What you have to do. Every line of the listing below needs to be reproduced exactly.

Entries supplied.

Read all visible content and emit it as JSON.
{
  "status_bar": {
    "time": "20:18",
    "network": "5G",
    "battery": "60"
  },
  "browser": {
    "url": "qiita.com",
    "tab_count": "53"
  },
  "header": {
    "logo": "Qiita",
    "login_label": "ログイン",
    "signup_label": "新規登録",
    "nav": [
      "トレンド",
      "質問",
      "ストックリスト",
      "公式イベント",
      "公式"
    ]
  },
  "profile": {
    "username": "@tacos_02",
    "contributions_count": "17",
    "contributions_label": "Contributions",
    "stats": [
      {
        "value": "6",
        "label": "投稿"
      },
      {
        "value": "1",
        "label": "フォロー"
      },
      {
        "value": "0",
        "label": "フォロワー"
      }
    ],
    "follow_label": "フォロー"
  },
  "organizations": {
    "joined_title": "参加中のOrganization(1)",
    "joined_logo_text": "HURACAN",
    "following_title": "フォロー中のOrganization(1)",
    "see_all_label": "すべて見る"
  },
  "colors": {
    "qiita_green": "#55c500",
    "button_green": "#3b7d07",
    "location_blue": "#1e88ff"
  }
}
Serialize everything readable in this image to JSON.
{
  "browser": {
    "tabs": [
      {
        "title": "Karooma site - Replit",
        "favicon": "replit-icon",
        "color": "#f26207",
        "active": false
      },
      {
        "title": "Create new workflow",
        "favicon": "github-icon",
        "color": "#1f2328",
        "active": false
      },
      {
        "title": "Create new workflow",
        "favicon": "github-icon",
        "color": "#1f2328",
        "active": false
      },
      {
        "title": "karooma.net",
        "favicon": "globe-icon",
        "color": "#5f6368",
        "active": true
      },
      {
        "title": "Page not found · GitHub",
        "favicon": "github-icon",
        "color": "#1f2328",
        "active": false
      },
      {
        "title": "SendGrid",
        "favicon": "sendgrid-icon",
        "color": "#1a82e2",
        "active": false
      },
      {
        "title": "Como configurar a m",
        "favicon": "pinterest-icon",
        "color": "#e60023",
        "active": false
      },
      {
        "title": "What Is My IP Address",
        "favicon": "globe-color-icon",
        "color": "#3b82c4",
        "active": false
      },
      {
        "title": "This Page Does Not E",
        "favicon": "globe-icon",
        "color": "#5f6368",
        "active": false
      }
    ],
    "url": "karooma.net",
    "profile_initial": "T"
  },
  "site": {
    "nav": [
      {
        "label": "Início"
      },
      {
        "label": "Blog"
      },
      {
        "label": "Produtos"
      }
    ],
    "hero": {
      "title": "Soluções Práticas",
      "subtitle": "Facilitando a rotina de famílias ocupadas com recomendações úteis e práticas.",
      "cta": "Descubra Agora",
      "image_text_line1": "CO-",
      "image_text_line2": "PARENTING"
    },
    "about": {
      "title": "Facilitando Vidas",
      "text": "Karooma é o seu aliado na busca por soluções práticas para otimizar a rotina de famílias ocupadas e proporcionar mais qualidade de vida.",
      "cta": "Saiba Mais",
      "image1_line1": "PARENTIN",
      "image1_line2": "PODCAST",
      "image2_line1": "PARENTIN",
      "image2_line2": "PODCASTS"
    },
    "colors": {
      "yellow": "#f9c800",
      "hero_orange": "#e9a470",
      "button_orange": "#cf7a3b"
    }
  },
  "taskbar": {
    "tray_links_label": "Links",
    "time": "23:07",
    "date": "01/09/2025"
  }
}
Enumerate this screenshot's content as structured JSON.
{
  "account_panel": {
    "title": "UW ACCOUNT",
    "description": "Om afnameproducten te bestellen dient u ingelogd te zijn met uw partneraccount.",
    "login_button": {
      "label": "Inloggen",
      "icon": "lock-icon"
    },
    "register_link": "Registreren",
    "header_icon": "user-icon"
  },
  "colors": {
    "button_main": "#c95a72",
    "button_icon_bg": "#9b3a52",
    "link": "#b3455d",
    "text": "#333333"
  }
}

Written reply.
Read all visible content and emit it as JSON.
{
  "status_bar": {
    "time": "20:18",
    "network": "5G",
    "battery": "60"
  },
  "browser": {
    "url": "qiita.com",
    "tab_count": "53"
  },
  "header": {
    "logo": "Qiita",
    "login_label": "ログイン",
    "signup_label": "新規登録",
    "nav": [
      "トレンド",
      "質問",
      "ストックリスト",
      "公式イベント",
      "公式"
    ]
  },
  "profile": {
    "username": "@tacos_02",
    "contributions_count": "17",
    "contributions_label": "Contributions",
    "stats": [
      {
        "value": "6",
        "label": "投稿"
      },
      {
        "value": "1",
        "label": "フォロー"
      },
      {
        "value": "0",
        "label": "フォロワー"
      }
    ],
    "follow_label": "フォロー"
  },
  "organizations": {
    "joined_title": "参加中のOrganization(1)",
    "joined_logo_text": "HURACAN",
    "following_title": "フォロー中のOrganization(1)",
    "see_all_label": "すべて見る"
  },
  "colors": {
    "qiita_green": "#55c500",
    "button_green": "#3b7d07",
    "location_blue": "#1e88ff"
  }
}
Serialize everything readable in this image to JSON.
{
  "browser": {
    "tabs": [
      {
        "title": "Karooma site - Replit",
        "favicon": "replit-icon",
        "color": "#f26207",
        "active": false
      },
      {
        "title": "Create new workflow",
        "favicon": "github-icon",
        "color": "#1f2328",
        "active": false
      },
      {
        "title": "Create new workflow",
        "favicon": "github-icon",
        "color": "#1f2328",
        "active": false
      },
      {
        "title": "karooma.net",
        "favicon": "globe-icon",
        "color": "#5f6368",
        "active": true
      },
      {
        "title": "Page not found · GitHub",
        "favicon": "github-icon",
        "color": "#1f2328",
        "active": false
      },
      {
        "title": "SendGrid",
        "favicon": "sendgrid-icon",
        "color": "#1a82e2",
        "active": false
      },
      {
        "title": "Como configurar a m",
        "favicon": "pinterest-icon",
        "color": "#e60023",
        "active": false
      },
      {
        "title": "What Is My IP Address",
        "favicon": "globe-color-icon",
        "color": "#3b82c4",
        "active": false
      },
      {
        "title": "This Page Does Not E",
        "favicon": "globe-icon",
        "color": "#5f6368",
        "active": false
      }
    ],
    "url": "karooma.net",
    "profile_initial": "T"
  },
  "site": {
    "nav": [
      {
        "label": "Início"
      },
      {
        "label": "Blog"
      },
      {
        "label": "Produtos"
      }
    ],
    "hero": {
      "title": "Soluções Práticas",
      "subtitle": "Facilitando a rotina de famílias ocupadas com recomendações úteis e práticas.",
      "cta": "Descubra Agora",
      "image_text_line1": "CO-",
      "image_text_line2": "PARENTING"
    },
    "about": {
      "title": "Facilitando Vidas",
      "text": "Karooma é o seu aliado na busca por soluções práticas para otimizar a rotina de famílias ocupadas e proporcionar mais qualidade de vida.",
      "cta": "Saiba Mais",
      "image1_line1": "PARENTIN",
      "image1_line2": "PODCAST",
      "image2_line1": "PARENTIN",
      "image2_line2": "PODCASTS"
    },
    "colors": {
      "yellow": "#f9c800",
      "hero_orange": "#e9a470",
      "button_orange": "#cf7a3b"
    }
  },
  "taskbar": {
    "tray_links_label": "Links",
    "time": "23:07",
    "date": "01/09/2025"
  }
}
Enumerate this screenshot's content as structured JSON.
{
  "account_panel": {
    "title": "UW ACCOUNT",
    "description": "Om afnameproducten te bestellen dient u ingelogd te zijn met uw partneraccount.",
    "login_button": {
      "label": "Inloggen",
      "icon": "lock-icon"
    },
    "register_link": "Registreren",
    "header_icon": "user-icon"
  },
  "colors": {
    "button_main": "#c95a72",
    "button_icon_bg": "#9b3a52",
    "link": "#b3455d",
    "text": "#333333"
  }
}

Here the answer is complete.